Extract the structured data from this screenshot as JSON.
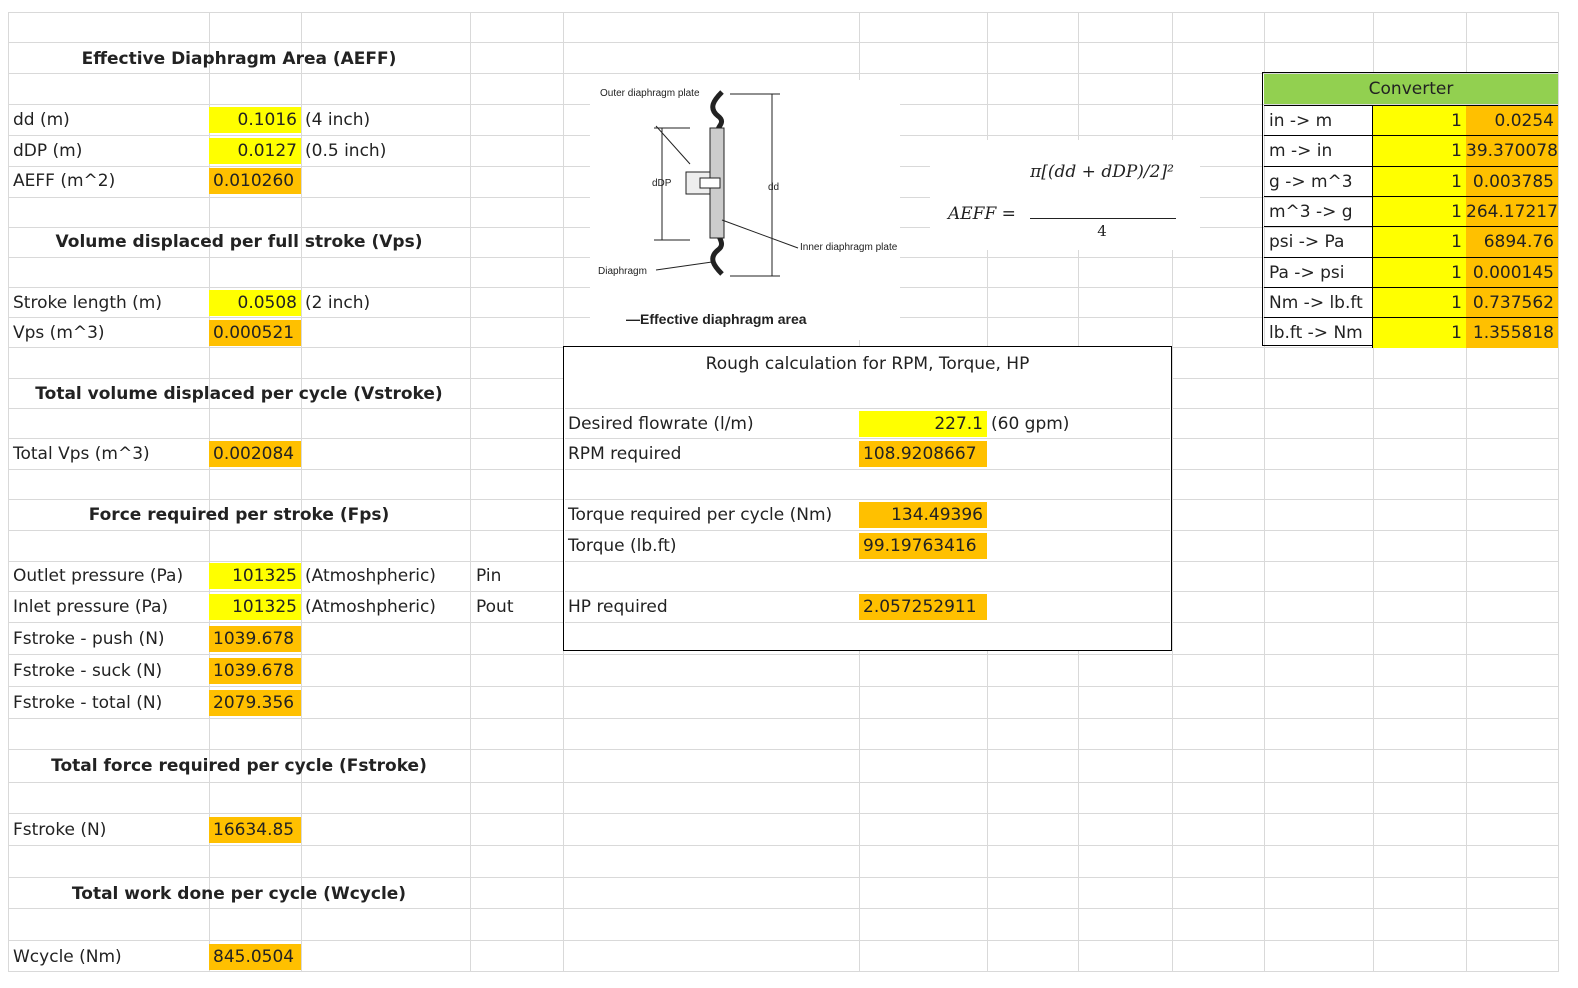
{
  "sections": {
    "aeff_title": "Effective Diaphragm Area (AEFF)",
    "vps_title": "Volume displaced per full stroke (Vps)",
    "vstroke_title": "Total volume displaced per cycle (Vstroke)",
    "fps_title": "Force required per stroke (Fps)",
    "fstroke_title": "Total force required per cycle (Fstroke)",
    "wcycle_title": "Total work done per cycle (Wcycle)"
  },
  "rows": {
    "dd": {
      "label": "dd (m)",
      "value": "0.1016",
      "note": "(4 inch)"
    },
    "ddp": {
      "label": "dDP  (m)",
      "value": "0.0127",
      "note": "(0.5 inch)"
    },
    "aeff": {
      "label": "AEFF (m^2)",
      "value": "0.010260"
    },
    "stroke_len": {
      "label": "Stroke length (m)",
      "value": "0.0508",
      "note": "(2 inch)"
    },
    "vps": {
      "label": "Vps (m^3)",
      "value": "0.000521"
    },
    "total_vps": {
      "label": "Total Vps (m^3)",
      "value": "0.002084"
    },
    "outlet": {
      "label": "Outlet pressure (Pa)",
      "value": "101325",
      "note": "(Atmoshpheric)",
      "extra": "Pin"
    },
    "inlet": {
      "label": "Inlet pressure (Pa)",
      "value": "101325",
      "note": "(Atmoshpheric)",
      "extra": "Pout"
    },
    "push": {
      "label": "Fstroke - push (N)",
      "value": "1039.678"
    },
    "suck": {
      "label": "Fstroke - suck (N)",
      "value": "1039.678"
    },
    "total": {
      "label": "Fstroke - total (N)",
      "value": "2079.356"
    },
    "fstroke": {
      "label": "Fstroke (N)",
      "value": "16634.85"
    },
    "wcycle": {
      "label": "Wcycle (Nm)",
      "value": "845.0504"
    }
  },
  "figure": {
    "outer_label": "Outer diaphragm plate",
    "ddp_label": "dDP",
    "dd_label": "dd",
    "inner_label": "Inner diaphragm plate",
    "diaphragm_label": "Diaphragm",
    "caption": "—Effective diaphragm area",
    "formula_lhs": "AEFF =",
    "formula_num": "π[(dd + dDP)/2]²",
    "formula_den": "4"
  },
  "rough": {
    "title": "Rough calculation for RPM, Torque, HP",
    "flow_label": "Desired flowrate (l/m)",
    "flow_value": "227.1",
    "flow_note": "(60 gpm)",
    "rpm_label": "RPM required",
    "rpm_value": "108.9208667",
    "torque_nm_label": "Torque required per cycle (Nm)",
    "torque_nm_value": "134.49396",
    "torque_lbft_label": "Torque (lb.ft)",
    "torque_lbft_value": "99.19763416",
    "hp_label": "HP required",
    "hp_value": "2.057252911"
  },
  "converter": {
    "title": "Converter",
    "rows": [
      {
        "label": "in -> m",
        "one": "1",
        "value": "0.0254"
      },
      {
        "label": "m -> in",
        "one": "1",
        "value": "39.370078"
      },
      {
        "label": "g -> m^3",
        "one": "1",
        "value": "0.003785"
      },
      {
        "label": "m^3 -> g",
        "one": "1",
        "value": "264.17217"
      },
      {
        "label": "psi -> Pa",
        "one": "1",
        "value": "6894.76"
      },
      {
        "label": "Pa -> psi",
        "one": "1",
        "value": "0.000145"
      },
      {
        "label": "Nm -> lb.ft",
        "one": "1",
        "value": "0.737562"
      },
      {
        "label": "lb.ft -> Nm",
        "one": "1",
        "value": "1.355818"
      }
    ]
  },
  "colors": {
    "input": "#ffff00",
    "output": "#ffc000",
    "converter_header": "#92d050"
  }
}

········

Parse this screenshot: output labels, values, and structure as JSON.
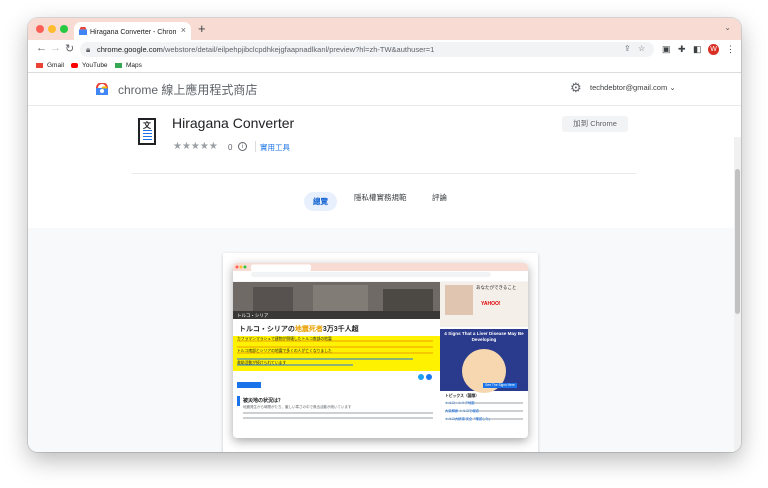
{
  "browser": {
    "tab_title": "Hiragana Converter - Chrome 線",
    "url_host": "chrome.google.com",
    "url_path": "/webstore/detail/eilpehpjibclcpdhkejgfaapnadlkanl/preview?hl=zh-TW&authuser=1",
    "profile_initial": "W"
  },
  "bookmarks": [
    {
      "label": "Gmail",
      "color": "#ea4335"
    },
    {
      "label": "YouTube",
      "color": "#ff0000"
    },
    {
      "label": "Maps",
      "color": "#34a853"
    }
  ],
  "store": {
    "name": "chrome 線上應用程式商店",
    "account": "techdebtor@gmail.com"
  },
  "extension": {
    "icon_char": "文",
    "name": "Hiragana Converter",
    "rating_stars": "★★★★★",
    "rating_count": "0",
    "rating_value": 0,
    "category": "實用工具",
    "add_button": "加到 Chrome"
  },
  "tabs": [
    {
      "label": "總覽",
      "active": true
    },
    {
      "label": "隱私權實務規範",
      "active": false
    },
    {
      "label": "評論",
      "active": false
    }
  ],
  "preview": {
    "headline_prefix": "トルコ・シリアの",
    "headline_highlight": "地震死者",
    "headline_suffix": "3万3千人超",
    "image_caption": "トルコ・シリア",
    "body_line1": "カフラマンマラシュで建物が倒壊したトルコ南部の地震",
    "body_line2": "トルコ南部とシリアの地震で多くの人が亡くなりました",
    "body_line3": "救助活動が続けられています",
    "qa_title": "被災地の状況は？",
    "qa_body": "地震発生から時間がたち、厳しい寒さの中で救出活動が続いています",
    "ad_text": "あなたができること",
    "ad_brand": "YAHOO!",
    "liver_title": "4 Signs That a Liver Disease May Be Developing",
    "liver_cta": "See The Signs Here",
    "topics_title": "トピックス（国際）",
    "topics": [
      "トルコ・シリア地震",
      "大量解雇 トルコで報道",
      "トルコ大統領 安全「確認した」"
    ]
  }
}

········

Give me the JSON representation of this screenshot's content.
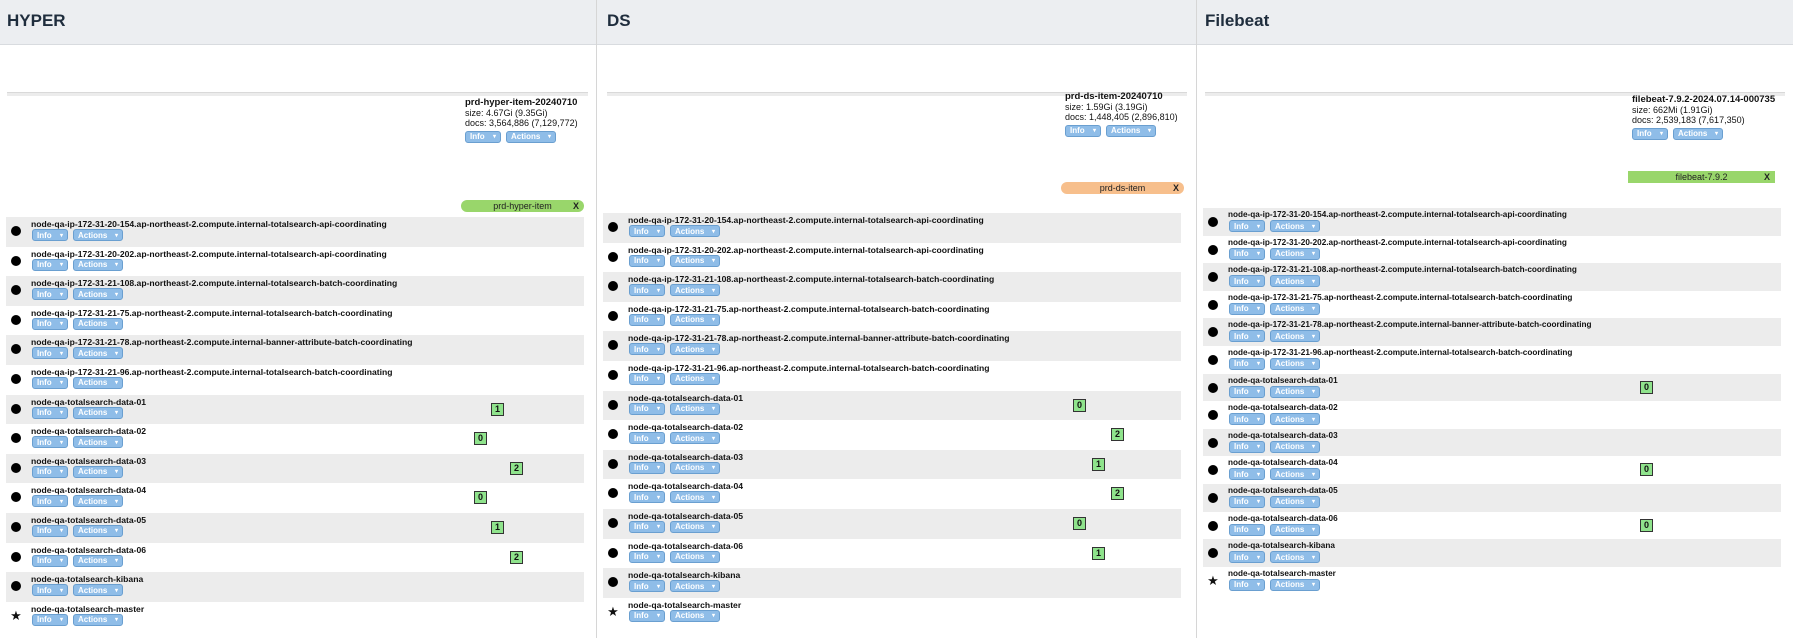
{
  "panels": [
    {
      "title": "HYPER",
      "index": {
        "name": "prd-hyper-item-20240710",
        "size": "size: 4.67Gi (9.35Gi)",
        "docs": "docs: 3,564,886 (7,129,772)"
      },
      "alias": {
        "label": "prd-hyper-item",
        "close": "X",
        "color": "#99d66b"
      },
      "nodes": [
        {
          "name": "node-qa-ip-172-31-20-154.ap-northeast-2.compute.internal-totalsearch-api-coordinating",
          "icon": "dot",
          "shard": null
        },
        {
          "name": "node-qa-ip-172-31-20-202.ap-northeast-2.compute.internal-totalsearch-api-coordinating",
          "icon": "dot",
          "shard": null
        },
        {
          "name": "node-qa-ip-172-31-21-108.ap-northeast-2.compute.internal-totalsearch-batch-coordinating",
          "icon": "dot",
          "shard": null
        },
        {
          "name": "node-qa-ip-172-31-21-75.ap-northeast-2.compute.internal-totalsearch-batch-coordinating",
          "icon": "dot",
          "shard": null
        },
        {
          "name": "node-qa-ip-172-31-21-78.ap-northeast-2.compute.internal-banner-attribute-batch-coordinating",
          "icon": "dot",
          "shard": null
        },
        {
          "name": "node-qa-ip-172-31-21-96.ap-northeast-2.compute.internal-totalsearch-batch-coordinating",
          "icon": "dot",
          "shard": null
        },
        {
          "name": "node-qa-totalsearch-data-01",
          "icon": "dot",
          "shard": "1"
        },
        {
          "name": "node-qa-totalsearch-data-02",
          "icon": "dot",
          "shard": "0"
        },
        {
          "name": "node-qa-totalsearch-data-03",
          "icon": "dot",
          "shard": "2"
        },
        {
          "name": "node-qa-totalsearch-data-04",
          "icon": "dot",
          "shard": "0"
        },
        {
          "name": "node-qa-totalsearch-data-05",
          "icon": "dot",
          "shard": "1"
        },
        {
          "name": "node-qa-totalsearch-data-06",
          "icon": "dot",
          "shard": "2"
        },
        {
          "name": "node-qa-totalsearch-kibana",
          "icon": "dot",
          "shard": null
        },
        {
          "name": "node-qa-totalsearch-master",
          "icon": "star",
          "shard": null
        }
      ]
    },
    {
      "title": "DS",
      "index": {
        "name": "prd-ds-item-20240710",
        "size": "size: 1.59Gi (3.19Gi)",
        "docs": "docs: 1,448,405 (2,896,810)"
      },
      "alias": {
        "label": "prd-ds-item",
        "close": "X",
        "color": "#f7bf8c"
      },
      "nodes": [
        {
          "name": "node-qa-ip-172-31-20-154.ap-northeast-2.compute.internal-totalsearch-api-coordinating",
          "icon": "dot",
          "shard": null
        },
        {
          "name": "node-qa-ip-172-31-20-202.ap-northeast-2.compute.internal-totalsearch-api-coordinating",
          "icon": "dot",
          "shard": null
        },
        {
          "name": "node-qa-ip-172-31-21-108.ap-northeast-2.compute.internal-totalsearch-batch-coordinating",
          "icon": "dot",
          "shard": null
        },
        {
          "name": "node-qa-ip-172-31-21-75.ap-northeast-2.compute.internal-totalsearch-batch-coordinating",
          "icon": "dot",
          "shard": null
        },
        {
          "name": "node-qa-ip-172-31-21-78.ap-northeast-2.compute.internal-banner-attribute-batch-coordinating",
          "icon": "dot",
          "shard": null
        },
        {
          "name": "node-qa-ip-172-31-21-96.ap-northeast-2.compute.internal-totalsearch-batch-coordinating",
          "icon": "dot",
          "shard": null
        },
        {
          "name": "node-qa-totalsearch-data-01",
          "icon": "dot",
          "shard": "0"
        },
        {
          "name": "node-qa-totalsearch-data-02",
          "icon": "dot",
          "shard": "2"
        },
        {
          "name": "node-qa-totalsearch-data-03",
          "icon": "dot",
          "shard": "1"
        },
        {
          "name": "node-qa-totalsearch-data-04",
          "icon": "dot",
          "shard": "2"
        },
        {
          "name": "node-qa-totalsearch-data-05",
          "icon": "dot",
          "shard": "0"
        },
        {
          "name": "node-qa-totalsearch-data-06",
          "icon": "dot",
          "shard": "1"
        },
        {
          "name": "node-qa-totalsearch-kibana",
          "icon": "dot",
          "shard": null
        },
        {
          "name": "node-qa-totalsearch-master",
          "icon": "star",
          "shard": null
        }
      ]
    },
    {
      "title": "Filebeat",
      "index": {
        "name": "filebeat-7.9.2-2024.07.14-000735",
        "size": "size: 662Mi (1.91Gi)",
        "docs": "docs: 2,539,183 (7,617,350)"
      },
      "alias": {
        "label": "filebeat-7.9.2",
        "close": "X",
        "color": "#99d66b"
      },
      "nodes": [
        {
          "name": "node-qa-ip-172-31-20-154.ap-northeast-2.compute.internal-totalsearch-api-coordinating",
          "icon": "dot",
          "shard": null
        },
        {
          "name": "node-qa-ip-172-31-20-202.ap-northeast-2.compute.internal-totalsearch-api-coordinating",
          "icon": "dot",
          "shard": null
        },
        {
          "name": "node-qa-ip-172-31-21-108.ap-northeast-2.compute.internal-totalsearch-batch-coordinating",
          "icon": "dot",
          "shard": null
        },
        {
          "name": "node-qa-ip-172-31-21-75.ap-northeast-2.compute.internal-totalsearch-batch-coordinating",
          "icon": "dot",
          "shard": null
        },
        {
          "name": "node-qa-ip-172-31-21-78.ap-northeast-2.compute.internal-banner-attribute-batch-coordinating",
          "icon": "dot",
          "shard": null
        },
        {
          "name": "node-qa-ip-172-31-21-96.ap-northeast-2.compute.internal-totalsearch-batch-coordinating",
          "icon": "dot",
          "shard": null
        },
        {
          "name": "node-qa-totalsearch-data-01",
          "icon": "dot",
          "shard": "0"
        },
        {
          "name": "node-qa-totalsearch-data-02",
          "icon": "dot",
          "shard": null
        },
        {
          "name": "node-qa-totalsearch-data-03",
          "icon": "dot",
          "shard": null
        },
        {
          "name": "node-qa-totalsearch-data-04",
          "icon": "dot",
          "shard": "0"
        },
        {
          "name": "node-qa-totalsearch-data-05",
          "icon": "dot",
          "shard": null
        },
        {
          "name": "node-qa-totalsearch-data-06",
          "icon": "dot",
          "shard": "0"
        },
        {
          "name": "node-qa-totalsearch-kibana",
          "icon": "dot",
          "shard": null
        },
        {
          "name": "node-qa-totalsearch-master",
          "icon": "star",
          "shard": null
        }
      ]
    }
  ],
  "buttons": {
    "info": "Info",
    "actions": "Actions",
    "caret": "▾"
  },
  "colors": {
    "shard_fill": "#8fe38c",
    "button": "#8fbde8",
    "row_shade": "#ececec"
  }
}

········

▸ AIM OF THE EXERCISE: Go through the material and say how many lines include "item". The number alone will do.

▸ ANSWER SECTION: 4